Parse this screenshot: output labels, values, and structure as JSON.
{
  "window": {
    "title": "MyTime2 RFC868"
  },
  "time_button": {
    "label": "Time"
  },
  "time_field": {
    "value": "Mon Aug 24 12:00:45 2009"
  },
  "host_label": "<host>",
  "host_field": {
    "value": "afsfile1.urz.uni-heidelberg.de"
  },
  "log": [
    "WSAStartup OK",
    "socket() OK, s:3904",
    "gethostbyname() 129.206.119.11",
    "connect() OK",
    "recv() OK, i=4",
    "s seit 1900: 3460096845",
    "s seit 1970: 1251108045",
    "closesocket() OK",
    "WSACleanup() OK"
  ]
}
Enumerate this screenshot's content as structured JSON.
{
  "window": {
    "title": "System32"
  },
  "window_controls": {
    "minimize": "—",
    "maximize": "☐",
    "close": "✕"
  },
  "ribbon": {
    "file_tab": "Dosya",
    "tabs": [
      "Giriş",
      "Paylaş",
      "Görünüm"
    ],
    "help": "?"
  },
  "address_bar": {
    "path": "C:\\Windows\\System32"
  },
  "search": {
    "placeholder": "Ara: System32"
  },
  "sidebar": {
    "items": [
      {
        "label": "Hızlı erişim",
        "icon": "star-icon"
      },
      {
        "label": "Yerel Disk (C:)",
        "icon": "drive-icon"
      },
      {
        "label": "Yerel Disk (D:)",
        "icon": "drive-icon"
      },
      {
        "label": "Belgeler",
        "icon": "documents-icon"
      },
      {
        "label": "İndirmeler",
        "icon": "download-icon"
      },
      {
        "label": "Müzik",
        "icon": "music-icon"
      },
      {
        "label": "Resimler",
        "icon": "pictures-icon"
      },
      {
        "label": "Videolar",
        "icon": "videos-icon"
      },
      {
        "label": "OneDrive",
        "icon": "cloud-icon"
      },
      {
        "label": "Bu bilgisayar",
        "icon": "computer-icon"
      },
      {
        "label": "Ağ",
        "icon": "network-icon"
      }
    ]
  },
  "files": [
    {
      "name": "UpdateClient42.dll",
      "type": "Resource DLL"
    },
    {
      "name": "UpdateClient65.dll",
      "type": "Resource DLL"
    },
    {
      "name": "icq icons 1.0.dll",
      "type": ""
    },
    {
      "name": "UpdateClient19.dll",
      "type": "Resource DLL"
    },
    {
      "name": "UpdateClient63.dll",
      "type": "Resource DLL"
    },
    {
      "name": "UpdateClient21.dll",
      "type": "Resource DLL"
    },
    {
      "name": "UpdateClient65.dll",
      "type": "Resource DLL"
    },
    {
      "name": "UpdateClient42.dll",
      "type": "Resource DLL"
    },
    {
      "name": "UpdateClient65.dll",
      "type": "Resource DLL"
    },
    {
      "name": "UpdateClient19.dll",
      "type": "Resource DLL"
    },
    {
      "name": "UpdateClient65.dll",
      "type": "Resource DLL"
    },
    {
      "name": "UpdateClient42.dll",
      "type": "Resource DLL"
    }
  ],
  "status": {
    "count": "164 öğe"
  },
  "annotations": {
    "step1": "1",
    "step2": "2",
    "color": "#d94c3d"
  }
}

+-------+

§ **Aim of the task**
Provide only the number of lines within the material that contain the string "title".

§ **Task result**
2